Government has grown so unimpeded that the U.S. is on the precipice of being divided almost equally between the taxpaying and tax-consuming classes. As Calhoun warned, this could lead to "one class or portion of the community [being] elevated to wealth and power, and the other depressed to abject poverty and dependence, simply by the fiscal action of the government." This, too, seems to have come true in some regards. Richard Vedder and Lowell Galloway have shown that wages tend to be 25-40 percent higher in and around state capitols than in other areas of the country, a measure of the extent to which the governing class plunders the governed. And the tax burden makes it increasingly difficult for lower middle-class families to ascend the economic ladder.
The power to tax in a democracy, warned Calhoun, will inevitably be used "for the purpose of aggrandizing and building up one portion of the community at the expense of another," which will "give rise to . . . violent conflicts and struggles" between the two competing parties." There hasn’t been any violence in Florida as of this writing, although the Gore campaign has been doing its best to start a race war there with Jesse Jackson organizing mobs of blacks and telling them that racist Republicans have conspired to "disenfranchise" them. Riots are now apparently an "acceptable" electoral tactic (and have been since the 1960s).
Calhoun was also prescient in foreseeing that the enemies of liberty would say anything -- anything -- to dilute the power of the Constitution. It is "a great mistake," Calhoun wrote, to suppose that a mere written Constitution would be sufficient to protect individual liberties because the party in power will always "have no need of [constitutional] restrictions" on governmental powers.

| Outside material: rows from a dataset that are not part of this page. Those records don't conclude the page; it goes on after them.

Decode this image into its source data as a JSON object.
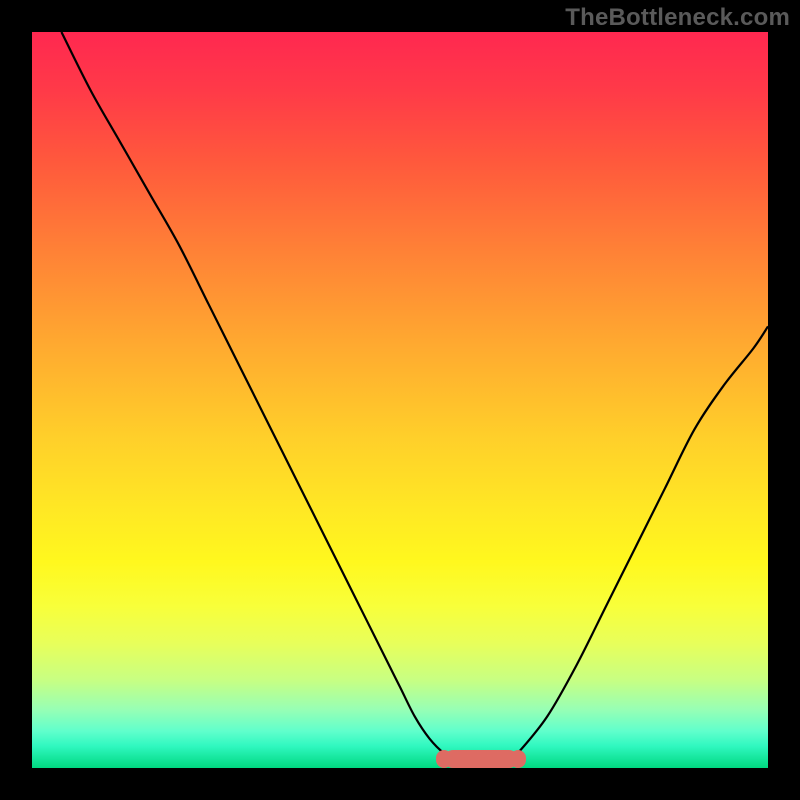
{
  "watermark": "TheBottleneck.com",
  "colors": {
    "frame_bg": "#000000",
    "curve_stroke": "#000000",
    "marker": "#de6b63",
    "watermark_text": "#5a5a5a"
  },
  "chart_data": {
    "type": "line",
    "title": "",
    "xlabel": "",
    "ylabel": "",
    "xlim": [
      0,
      100
    ],
    "ylim": [
      0,
      100
    ],
    "legend": false,
    "grid": false,
    "annotations": [
      {
        "text": "TheBottleneck.com",
        "position": "top-right"
      }
    ],
    "series": [
      {
        "name": "curve",
        "x": [
          4,
          8,
          12,
          16,
          20,
          24,
          28,
          32,
          36,
          40,
          44,
          48,
          50,
          52,
          54,
          56,
          58,
          60,
          62,
          64,
          66,
          70,
          74,
          78,
          82,
          86,
          90,
          94,
          98,
          100
        ],
        "y": [
          100,
          92,
          85,
          78,
          71,
          63,
          55,
          47,
          39,
          31,
          23,
          15,
          11,
          7,
          4,
          2,
          1,
          0,
          0,
          0,
          2,
          7,
          14,
          22,
          30,
          38,
          46,
          52,
          57,
          60
        ]
      }
    ],
    "marker": {
      "x_start": 56,
      "x_end": 66,
      "y": 0
    },
    "background_gradient_stops": [
      {
        "pos": 0,
        "color": "#ff2850"
      },
      {
        "pos": 18,
        "color": "#ff5a3c"
      },
      {
        "pos": 42,
        "color": "#ffa830"
      },
      {
        "pos": 65,
        "color": "#ffe824"
      },
      {
        "pos": 83,
        "color": "#e8ff5a"
      },
      {
        "pos": 95,
        "color": "#60ffcc"
      },
      {
        "pos": 100,
        "color": "#00d880"
      }
    ]
  }
}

Naive defenders of the Constitution will initially believe that it can be protected by "an appeal to reason, truth, justice, or the obligations imposed by the Constitution," whereas power-hungry statists will wage a perpetual political war against the Constitution with "cunning, falsehood, deception, slander, fraud, and gross appeals to the appetites of the lowest and most worthless portions of the community" until "the restrictions would be ultimately annulled, and the government be converted into one of unlimited powers." Does anyone deny that this is essentially the situation that U.S. citizens now find themselves in?
Calhoun’s suggested antidote to the evil of unlimited government was what he called the "concurrent majority." Under this system any community of citizens, including a state or some other group, would be given the right to veto federal legislation that it believed was unconstitutional and destructive of its constitutional rights. Calhoun believed that the concurrent majority would stop political plunder in its tracks and limit government to its constitutional functions.
The concurrent majority is a form of nullification, which existed in the U.S. until 1861 and was championed by Thomas Jefferson and James Madison in the Virginia and Kentucky Resolutions.
We had better begin seriously considering nullification, peaceful secession, and every other means possible of checking the ability of the federal government to loot the taxpaying population. For if the Left succeeds in achieving open borders, combined with a growing welfare state, then every penny of every American’s wealth and income will be up for grabs to be distributed not only to other Americans, but to welfare leaches from all corners of the globe.
Note: The views expressed on Mises.org are not necessarily those of the Mises Institute.